++++ Exercise data ++++
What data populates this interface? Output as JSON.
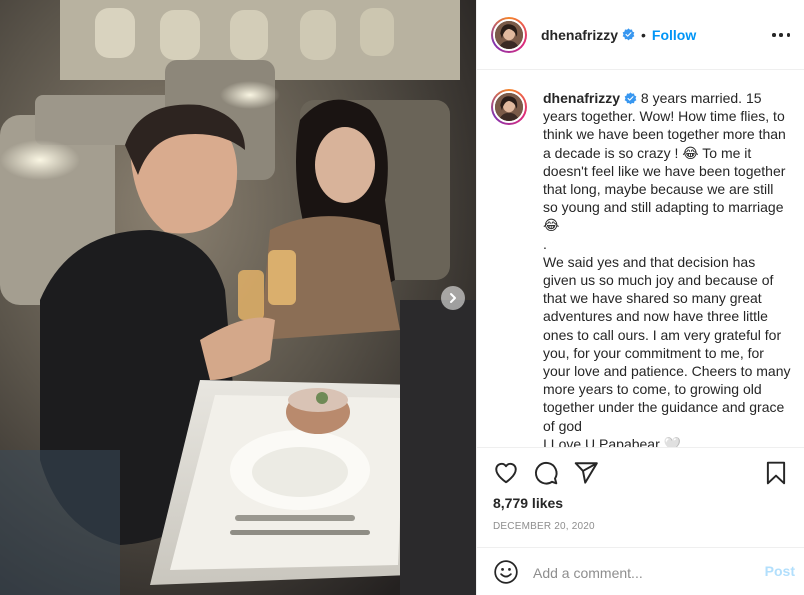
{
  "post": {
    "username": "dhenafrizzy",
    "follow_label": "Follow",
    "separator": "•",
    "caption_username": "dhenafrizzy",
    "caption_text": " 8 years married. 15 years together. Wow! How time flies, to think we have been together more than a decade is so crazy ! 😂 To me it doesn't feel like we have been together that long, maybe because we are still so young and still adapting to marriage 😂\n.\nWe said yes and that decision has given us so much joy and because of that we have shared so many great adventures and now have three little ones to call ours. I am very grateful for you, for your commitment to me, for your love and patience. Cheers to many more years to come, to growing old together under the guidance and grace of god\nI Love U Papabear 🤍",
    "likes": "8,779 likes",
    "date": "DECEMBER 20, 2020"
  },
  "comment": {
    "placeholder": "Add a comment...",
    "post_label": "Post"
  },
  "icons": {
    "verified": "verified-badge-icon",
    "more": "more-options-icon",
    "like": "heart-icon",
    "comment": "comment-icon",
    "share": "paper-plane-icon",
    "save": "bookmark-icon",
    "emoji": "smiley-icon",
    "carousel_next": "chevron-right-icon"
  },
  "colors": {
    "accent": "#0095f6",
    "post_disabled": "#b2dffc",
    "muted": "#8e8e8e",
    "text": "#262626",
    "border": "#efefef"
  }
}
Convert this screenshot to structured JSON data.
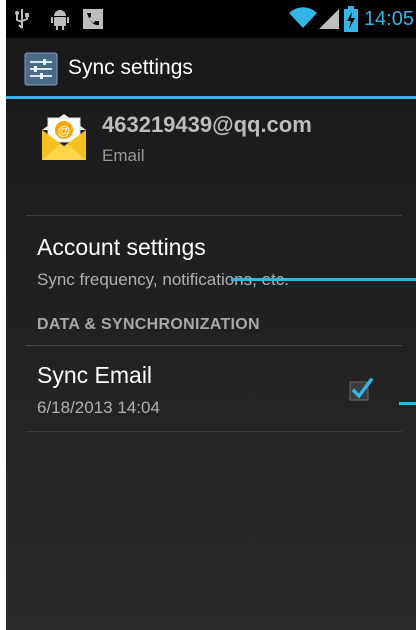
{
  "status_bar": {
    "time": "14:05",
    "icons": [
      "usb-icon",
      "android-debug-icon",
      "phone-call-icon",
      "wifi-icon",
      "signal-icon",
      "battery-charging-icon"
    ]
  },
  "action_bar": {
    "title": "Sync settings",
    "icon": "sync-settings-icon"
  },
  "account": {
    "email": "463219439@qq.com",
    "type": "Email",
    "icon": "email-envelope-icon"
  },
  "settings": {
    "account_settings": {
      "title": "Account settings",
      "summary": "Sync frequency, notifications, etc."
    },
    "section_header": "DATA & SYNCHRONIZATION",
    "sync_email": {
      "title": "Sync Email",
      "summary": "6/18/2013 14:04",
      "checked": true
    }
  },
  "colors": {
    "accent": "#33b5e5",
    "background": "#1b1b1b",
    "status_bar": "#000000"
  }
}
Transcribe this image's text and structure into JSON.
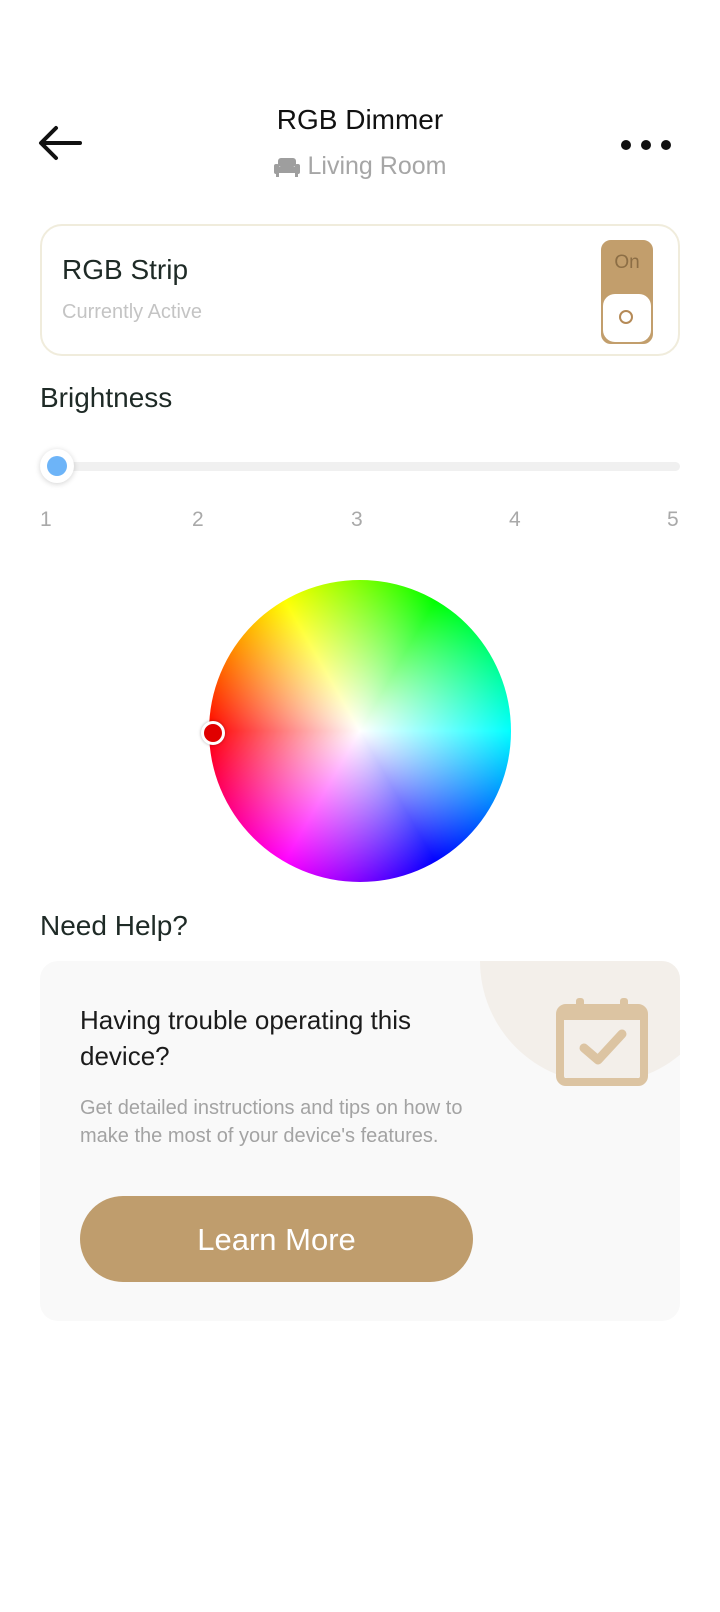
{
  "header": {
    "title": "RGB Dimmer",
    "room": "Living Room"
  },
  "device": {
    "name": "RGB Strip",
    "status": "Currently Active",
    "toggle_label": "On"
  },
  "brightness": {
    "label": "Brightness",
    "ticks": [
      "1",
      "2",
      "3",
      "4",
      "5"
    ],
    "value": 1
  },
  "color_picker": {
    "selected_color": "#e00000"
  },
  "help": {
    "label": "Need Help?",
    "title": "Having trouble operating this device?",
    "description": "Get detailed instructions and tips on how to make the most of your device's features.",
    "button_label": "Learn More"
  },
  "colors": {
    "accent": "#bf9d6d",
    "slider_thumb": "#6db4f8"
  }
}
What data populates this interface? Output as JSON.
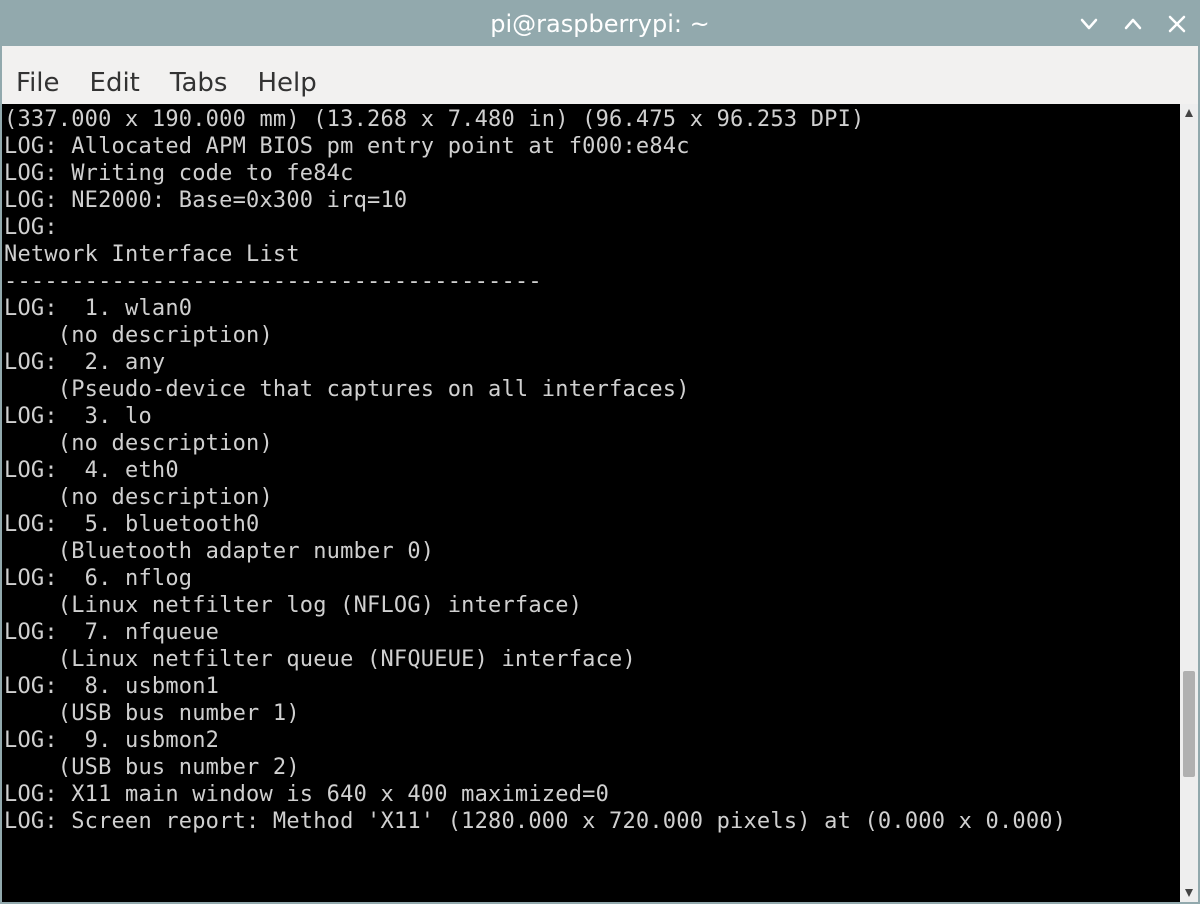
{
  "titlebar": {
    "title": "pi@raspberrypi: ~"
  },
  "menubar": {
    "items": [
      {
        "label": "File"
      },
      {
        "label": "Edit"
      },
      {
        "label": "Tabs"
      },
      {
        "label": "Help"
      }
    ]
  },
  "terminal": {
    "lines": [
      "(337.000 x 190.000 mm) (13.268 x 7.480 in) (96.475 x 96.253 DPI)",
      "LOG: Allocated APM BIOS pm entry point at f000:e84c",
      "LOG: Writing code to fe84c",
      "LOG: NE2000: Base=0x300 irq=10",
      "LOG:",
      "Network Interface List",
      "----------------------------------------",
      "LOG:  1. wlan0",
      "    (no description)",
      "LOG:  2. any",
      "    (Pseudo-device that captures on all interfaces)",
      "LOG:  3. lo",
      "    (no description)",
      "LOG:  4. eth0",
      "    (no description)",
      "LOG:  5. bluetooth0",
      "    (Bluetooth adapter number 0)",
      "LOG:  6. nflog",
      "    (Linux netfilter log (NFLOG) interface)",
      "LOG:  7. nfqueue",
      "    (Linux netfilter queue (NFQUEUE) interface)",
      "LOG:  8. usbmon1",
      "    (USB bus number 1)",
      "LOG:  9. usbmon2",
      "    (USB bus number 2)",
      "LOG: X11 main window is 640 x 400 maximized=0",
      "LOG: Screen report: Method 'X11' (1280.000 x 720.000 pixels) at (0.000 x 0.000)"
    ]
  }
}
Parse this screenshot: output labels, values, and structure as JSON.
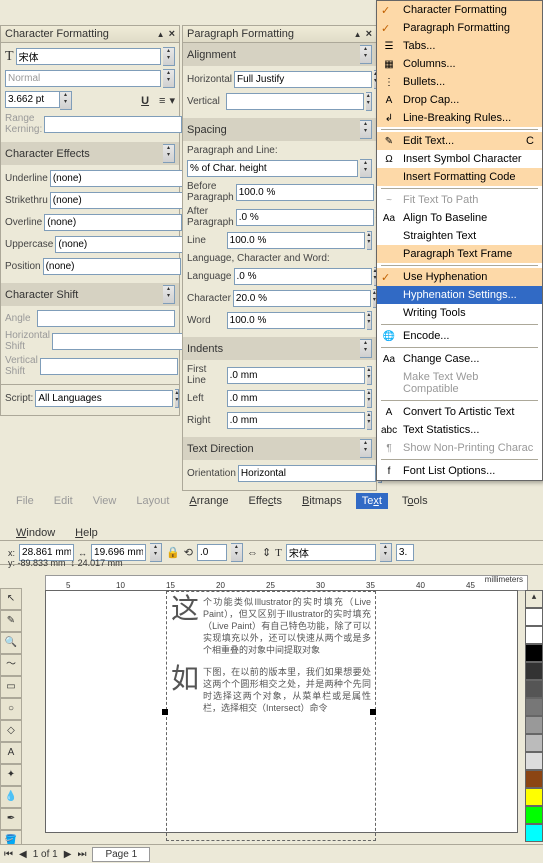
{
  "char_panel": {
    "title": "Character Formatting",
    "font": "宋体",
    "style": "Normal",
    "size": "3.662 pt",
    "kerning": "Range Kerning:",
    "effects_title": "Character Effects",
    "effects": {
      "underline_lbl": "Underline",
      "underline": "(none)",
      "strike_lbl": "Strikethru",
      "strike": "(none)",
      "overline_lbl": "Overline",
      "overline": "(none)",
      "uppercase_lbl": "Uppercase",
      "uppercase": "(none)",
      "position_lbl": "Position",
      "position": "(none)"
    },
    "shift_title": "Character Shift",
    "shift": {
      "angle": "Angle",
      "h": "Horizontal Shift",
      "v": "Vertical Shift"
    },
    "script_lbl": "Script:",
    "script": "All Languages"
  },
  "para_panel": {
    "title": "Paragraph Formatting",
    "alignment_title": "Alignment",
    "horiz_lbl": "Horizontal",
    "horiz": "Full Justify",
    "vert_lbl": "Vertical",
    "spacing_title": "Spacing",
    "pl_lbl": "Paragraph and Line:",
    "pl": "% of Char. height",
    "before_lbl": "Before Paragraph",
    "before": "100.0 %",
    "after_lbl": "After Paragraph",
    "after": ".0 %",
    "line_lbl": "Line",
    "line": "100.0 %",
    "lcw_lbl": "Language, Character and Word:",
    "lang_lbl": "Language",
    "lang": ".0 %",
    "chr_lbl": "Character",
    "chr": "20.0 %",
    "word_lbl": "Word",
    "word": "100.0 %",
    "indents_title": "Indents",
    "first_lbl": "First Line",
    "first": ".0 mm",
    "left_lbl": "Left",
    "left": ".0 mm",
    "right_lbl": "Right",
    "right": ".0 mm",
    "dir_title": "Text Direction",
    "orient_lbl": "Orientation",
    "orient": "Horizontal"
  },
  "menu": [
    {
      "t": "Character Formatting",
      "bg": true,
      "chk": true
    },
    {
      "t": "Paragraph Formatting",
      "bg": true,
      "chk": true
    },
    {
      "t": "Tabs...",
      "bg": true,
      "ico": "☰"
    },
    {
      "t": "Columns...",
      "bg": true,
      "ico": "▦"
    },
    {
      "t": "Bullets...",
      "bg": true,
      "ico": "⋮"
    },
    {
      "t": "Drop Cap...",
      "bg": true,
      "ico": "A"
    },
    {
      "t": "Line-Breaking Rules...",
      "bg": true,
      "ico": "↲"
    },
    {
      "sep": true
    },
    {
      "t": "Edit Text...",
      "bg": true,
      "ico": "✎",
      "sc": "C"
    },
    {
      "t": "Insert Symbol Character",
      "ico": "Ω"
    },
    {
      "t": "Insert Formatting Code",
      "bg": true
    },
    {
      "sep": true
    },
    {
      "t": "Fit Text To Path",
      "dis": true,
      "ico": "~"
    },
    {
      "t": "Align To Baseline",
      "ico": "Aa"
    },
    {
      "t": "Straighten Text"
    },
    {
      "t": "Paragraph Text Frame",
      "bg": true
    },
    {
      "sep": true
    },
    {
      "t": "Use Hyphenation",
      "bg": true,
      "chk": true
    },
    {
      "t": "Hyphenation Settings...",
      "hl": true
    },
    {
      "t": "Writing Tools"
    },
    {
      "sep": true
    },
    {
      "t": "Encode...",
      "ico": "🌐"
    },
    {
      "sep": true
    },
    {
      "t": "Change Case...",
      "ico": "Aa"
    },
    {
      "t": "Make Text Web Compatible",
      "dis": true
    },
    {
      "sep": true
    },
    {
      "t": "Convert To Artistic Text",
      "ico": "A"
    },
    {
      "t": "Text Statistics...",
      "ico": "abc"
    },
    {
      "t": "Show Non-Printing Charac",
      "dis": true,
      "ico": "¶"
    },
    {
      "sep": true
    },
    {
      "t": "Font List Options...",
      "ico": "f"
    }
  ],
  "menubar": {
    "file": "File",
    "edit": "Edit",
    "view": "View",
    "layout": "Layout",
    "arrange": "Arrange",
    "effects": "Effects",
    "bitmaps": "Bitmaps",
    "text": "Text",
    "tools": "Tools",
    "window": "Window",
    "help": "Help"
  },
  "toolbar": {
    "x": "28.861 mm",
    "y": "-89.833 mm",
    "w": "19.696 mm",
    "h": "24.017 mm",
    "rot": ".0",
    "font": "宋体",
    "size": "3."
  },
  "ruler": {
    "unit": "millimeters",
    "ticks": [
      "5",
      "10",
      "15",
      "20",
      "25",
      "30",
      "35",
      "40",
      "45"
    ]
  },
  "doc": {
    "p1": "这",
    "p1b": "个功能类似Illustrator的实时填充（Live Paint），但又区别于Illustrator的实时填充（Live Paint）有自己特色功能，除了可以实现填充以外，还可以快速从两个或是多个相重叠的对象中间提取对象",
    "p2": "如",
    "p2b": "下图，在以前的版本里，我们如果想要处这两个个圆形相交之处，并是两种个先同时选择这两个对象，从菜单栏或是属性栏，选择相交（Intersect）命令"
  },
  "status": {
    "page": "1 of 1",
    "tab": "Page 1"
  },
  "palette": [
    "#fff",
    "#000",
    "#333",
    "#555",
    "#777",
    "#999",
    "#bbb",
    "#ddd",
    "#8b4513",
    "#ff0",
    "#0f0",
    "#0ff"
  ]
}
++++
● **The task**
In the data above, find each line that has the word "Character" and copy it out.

● **Task output**
    "title": "Character Formatting",
    "effects_title": "Character Effects",
    "shift_title": "Character Shift",
    "lcw_lbl": "Language, Character and Word:",
    "chr_lbl": "Character",
      "t": "Character Formatting",
      "t": "Insert Symbol Character",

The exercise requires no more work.